We mention IP rating in the product comparison chart above. IP stands for “Ingress Protection” and is a way to measure how dustproof and waterproof the housing on certain electrical equipment is. The first number shows protection against solids and the second against liquids. All the headlamps we mentioned have an IP liquid rating of 7 or 8, which means they’re all protected against some form of submersion. The “X” in the third position means those products haven’t been tested against intrusion of dust or other solids, but the Black Diamond Storm and Ledlenser both received the highest score. This chart explains what the range of ratings mean.
If this headlamp can keep up with Steve, it must be good. What it might lack in extra features, it more than makes up for in general toughness and functionality when you need it most. Plus, it boasts a neoprene pad against your forehead for maximum comfort, and rechargeable batteries are available for purchase if you want to go that route.
“Drop it, submerge it, bash it, bring it all over the world, this thing keeps on working,” Steve said. “It burns through CR123 batteries in a hurry on full blast, but if you keep it dimmed it'll last a reasonable amount of time.”
Versatility is on this headlamp’s side if Mark and Janis both pick it out of a lineup. The Storm performs in the dense whitetail woods and in the Rockies when rock-scrambling for sheep.
“Its powerful white beam is strong enough to follow a blood trail, while its red and green beams are ideal for sneaking into the woods after dark without spooking deer or washing out your night vision,” Mark said. “I'm a big fan of the full-spectrum dimmer, which allows you to adjust the brightness to just the right setting for your task at hand."
“I've made it seven days of hunting without needing a charge,” Janis said. “That's as long as I'd expect from any lithium or fancy CR-whatever battery. Not having to shop for crazy batteries is a real plus. It’s also easy to lock so the light doesn't turn on in your cargo pocket at noon while you're napping and burn your battery.”
Sean’s headlamp works overtime as a high-beam headlight for when he’s steering a boat in nightime waters or setting big spreads of dekes before daybreak. The extreme lumen output on the Ledlenser gets the job done, and that extra strap over the top ensures he doesn’t lose it to the drink.
“They're expensive, but I haven't had one break or quit on me yet,” Sean said. “The H15R Core Headlamp is my favorite model; you can focus the beam super tight to see obstacles coming ahead on night-time boat rides, but then you can dim it down and create a flooding light when you're working with your hands.”
I bought this headlamp for trail running when daylight hours are short and I know I’ll be out past dusk. It transitioned seamlessly into my first hunt last fall.

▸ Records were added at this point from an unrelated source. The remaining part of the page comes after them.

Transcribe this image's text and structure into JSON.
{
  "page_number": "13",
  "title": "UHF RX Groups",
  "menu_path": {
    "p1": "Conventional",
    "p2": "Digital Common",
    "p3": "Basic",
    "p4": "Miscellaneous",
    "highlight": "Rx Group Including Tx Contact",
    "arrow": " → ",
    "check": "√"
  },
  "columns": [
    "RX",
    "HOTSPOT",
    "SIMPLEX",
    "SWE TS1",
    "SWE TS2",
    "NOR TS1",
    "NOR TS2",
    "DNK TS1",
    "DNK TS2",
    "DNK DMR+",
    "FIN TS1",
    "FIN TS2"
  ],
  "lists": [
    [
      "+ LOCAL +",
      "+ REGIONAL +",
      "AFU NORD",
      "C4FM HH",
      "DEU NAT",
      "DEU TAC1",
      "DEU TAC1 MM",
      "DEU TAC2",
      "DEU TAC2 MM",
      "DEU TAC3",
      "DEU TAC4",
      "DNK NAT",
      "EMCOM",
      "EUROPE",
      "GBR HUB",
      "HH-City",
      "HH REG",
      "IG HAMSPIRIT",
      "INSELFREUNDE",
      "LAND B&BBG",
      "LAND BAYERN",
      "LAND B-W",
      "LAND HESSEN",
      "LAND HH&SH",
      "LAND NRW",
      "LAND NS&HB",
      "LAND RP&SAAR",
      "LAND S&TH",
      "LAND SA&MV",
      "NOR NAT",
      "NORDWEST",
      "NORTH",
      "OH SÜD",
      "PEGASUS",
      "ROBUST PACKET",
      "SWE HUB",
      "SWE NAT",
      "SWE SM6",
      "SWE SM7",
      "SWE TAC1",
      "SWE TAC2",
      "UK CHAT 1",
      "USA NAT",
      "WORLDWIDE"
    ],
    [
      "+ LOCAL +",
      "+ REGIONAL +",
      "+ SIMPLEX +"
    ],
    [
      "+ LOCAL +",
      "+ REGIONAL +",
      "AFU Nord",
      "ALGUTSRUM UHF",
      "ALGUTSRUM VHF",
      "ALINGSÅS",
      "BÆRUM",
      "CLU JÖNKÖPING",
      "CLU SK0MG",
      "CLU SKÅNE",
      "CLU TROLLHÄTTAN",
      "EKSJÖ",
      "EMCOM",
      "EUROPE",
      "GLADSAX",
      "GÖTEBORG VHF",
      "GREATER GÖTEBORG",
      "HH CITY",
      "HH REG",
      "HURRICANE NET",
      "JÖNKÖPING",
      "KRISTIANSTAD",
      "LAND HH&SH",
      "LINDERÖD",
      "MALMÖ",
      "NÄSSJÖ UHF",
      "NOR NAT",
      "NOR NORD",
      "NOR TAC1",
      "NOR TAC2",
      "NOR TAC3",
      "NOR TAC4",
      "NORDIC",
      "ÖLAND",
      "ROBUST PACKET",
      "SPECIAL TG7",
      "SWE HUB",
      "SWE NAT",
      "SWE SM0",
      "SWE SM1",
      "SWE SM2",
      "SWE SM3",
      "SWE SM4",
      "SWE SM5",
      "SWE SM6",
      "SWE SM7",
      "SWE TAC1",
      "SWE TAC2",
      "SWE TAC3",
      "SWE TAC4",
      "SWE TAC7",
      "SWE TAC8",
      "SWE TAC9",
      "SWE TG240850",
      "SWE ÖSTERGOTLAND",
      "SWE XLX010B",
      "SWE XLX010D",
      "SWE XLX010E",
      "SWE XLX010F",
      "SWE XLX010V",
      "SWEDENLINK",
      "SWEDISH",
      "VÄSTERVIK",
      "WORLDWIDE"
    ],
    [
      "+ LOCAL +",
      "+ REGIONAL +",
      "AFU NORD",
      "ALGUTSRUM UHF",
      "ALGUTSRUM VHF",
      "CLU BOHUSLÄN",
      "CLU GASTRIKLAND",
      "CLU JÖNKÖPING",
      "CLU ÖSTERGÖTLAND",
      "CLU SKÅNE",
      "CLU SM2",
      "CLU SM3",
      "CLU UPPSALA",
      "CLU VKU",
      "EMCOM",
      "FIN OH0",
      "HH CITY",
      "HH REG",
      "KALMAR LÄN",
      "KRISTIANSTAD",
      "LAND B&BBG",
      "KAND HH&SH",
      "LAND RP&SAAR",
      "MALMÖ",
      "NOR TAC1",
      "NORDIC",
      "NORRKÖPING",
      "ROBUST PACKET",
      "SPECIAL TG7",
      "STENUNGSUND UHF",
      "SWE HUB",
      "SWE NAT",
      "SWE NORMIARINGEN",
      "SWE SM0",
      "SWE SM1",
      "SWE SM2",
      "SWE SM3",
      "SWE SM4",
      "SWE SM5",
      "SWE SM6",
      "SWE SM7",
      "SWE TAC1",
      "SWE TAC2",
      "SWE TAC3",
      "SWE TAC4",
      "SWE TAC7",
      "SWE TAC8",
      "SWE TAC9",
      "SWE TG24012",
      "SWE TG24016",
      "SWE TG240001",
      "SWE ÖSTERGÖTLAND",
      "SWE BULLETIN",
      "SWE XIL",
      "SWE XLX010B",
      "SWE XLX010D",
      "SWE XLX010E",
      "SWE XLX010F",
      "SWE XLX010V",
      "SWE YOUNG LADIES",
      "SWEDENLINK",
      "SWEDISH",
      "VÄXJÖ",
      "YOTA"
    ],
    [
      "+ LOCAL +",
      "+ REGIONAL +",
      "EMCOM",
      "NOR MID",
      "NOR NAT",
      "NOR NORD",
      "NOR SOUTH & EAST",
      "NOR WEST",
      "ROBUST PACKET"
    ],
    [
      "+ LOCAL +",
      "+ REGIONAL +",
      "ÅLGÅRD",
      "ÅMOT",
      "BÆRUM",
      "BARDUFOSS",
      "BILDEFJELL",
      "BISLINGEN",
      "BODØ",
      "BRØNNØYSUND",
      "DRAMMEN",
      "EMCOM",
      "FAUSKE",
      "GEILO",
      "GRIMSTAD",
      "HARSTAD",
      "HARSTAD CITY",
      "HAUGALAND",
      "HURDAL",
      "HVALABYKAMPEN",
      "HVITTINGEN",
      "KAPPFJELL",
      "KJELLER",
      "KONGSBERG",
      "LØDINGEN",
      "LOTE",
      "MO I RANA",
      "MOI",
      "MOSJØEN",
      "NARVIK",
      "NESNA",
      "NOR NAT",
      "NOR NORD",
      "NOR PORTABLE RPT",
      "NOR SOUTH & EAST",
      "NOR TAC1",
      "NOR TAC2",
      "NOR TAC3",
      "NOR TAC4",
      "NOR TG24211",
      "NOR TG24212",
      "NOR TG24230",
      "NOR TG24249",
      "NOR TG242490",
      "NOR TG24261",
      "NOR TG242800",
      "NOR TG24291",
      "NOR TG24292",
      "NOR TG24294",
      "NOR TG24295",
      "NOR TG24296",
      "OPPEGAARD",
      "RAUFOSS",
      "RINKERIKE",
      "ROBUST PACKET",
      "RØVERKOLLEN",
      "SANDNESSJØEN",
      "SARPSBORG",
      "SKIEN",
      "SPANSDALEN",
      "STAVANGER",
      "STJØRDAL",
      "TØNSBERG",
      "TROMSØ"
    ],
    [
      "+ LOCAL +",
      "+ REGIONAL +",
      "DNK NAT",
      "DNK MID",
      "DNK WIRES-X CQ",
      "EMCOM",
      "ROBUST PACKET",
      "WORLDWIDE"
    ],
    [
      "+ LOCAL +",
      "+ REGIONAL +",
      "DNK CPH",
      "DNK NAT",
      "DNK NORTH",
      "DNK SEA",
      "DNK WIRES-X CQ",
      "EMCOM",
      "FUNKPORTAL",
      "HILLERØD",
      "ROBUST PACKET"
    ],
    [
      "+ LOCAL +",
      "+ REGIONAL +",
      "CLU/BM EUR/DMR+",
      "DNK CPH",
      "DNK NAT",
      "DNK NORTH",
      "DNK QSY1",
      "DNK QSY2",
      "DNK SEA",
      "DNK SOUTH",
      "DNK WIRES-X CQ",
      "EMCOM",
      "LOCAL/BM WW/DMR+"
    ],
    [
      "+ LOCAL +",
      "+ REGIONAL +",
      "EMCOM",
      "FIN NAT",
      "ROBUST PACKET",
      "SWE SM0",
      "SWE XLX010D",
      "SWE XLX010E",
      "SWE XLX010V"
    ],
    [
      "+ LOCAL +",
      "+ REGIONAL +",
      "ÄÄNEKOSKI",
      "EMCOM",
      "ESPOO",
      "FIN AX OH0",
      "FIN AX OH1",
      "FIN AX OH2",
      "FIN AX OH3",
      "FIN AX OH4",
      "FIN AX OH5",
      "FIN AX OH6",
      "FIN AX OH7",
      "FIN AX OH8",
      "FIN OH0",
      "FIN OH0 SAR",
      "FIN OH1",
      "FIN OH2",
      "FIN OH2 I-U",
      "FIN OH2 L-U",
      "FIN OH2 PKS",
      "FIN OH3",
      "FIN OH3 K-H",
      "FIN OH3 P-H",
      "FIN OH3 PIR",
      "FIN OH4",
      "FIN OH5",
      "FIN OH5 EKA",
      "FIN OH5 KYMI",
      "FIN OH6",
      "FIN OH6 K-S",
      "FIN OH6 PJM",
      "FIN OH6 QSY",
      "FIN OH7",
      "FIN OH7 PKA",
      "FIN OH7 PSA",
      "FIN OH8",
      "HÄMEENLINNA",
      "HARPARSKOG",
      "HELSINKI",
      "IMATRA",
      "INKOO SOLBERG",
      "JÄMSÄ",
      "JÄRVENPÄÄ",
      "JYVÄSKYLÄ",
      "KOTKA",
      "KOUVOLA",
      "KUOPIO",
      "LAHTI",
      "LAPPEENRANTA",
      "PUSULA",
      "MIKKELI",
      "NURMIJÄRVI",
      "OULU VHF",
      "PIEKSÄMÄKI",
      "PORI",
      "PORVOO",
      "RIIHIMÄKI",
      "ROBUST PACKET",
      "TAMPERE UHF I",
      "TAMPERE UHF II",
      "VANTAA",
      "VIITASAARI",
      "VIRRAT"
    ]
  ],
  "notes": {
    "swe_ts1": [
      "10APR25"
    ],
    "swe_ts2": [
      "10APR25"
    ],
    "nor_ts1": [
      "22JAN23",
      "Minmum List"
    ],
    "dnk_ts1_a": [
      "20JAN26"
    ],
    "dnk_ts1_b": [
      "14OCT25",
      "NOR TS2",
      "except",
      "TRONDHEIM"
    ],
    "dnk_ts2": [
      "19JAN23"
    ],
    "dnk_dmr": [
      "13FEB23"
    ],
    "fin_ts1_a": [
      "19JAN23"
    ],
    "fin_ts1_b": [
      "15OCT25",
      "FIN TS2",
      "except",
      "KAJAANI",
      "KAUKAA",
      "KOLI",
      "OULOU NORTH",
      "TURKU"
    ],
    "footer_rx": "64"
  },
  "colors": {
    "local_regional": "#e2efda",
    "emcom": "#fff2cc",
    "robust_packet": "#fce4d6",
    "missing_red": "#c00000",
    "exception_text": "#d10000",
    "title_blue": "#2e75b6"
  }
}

The strap is easily adjustable, making a quick fit over my beanie a piece of cake, and it stays anchored even if you suddenly have to sprint through the woods (which hopefully you won’t have to do). And not for nothing, but it boasts the highest waterproof rating and the longest battery life of these four picks, so I’d take this bargain even if money were no object.